It is also a hard one for the Tories to fight on. The party is instinctively seen as miserly in this area. Beyond that, many of its leading ministers were deeply involved in austerity. The decisions being criticised are not just ones their party made, but which they made. Michael Gove has already said that cancelling Building Schools for the Future was his biggest mistake as education secretary. It becomes hard to deflect when you are the one who made the actual call. More than that, however, the government is led by a spending sceptic.
Despite his name being made in the Covid spending boom, Rishi Sunak is not a man drawn to government largesse. As chancellor he held back from spending on things like school improvements. His cabinet, largely, is an expansion of Treasury thinking, with ministers reticent about big capital investment. He is unwilling to increase spending and is unconvincing about doing so. This makes it hard to win an election when the question in voters’ minds is: “The state is falling down, what are you going to do about it?”
The Raac crisis is perhaps the worst thing that could have hit the Tories as they try to build back some electoral credibility. It is an issue that will continue to outrage people.
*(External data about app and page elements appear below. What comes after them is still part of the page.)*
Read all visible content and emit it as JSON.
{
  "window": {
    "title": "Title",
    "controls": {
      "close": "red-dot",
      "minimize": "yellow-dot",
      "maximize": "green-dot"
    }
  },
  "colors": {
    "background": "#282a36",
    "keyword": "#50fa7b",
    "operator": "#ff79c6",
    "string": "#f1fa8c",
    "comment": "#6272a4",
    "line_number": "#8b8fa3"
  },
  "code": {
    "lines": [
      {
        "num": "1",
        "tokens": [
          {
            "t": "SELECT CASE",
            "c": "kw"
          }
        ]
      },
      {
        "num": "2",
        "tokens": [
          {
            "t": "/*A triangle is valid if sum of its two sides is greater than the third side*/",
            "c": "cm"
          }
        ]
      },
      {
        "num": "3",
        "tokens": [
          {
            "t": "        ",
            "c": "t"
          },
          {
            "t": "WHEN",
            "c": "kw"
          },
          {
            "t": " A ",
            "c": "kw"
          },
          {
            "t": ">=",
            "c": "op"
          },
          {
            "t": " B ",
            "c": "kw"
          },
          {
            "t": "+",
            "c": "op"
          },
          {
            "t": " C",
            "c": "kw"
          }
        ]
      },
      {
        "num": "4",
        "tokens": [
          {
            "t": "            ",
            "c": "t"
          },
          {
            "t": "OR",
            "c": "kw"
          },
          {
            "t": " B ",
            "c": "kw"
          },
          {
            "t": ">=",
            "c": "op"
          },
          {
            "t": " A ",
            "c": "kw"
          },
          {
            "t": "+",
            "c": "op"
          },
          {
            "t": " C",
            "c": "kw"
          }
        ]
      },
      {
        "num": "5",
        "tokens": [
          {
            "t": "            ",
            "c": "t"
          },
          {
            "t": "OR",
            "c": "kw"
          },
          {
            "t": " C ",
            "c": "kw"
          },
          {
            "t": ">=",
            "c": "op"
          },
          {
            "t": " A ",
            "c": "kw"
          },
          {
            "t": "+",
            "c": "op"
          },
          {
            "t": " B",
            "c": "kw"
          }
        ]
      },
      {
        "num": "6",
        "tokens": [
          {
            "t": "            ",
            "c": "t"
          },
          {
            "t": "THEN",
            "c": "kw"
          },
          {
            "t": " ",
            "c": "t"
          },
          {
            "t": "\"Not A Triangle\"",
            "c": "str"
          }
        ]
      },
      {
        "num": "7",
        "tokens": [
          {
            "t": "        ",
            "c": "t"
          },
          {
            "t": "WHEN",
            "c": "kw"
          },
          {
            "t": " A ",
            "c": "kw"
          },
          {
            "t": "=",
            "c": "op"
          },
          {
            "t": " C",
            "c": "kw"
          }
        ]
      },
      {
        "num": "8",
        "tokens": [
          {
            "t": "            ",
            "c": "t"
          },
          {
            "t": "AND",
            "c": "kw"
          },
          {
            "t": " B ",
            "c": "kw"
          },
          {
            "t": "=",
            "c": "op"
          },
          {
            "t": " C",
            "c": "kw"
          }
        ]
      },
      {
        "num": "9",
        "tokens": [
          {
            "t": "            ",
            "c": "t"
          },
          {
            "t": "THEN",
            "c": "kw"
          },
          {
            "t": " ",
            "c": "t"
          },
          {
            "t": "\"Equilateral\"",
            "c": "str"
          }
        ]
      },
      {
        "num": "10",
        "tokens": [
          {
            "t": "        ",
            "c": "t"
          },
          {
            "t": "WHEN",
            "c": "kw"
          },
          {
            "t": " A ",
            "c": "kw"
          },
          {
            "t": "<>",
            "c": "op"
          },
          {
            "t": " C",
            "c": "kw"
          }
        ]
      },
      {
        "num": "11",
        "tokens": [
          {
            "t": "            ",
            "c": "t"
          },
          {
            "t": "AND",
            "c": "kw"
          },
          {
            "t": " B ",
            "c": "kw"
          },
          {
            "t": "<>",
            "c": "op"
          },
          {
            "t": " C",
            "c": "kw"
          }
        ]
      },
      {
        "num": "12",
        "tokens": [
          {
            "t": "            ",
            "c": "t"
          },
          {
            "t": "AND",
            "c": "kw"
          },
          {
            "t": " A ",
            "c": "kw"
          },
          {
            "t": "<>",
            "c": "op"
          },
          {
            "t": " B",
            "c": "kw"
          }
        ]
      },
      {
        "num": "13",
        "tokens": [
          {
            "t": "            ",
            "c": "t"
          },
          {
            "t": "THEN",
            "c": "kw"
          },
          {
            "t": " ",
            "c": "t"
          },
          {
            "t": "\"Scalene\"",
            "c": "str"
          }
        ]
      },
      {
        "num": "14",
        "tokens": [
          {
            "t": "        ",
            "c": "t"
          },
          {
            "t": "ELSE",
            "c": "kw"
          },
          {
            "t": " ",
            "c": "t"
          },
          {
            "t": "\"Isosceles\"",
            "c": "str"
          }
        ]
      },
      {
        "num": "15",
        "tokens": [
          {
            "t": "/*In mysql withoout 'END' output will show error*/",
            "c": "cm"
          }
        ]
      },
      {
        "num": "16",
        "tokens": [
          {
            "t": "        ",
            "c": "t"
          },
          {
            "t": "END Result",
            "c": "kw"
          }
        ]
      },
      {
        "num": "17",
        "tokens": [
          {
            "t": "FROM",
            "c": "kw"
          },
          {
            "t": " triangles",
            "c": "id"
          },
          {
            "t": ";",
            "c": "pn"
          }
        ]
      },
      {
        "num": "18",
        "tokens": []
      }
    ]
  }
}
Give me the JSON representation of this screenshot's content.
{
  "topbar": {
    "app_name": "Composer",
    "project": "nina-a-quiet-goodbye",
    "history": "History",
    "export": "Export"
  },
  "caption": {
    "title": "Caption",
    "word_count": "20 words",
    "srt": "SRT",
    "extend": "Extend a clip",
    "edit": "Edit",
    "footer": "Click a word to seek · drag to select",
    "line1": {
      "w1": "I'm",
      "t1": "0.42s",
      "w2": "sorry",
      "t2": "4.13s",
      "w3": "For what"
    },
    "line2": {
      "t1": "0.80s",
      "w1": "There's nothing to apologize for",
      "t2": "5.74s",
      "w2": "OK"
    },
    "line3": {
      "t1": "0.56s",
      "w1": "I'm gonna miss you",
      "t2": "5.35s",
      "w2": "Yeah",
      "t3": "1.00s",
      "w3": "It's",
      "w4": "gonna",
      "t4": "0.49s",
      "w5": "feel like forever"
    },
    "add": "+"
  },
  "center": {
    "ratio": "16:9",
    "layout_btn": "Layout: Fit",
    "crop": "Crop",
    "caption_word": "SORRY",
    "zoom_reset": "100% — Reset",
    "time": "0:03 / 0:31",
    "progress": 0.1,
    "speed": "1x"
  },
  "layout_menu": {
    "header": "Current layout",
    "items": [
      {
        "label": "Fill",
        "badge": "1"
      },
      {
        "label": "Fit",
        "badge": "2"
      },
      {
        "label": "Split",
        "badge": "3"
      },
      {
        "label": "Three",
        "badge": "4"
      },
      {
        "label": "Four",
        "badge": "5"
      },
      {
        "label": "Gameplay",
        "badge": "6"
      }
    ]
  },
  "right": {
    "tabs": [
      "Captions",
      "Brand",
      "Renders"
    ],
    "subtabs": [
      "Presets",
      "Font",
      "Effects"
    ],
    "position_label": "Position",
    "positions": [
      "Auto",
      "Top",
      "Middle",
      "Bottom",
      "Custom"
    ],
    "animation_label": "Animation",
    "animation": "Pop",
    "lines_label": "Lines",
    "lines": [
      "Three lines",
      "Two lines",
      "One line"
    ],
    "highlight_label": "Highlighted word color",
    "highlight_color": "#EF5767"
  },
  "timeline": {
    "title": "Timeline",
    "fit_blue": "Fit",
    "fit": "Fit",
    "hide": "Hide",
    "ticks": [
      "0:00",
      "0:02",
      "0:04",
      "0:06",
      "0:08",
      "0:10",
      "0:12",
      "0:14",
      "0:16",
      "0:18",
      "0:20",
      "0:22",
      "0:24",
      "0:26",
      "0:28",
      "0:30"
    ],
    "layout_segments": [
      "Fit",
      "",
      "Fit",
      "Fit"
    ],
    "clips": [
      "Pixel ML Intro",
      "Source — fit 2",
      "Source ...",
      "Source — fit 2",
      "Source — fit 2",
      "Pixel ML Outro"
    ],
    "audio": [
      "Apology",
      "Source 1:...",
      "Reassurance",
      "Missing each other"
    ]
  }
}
More than that, however, it drags the public discussion on to the Tories’ biggest area of weakness. Psychologically too it hits them hard. Temporary classrooms are a mental relic of the Major years, and shiny classrooms a sign of Blair’s renewal. This again helps Labour.
Fixing the problem might be hard for Keir Starmer. He remains subject to the same fiscal limitations as the current government. He also remains wary of previous Tory attack lines and is reticent to talk about raising taxes or spending more. But engaging with this stuff should be Labour’s home territory, and its increasing prominence should help it on the path to victory in the next election. For many voters, it is less about the how but more about the who – and this is a battle Labour should naturally do well in. The party’s challenge is building a clear campaign to keep up the moment and focus attention on Tory failings.
Schools falling down is so chaotic it can only be detrimental to the incumbents. This is especially true of a party that has been in power for so long. Blaming previous eras doesn’t work: that simply makes people ask whether your period of rule was ignorant of the problems, or too incompetent to fix them. It’s even stickier when your decisions fed into the issue. Quite simply, through austerity and Brexit, the Tories pushed the line that short-term pain would yield long-term benefits – as time goes on, it becomes harder to explain why that delayed gratification hasn’t come good.
The Conservatives are going to be held to account for the Raac scandal. The public will be perplexed and angry at how something so catastrophic could be happening and will blame the government. This narrative could countervail anything the party wants to say about the economy, and into the sort of territory where Labour would want to fight the next election.
If the Tories still have an electoral hope next year, it lies in convincing an increasingly sceptical public that they can govern well. This means being trusted on the economy but also means being expected to fix faltering public services. Buildings collapsing on your watch after you’ve cut funding is not conducive to that. Nor is garbling the comms afterwards. The Raac crisis should be enough to see the most optimistic Tories start to crumble.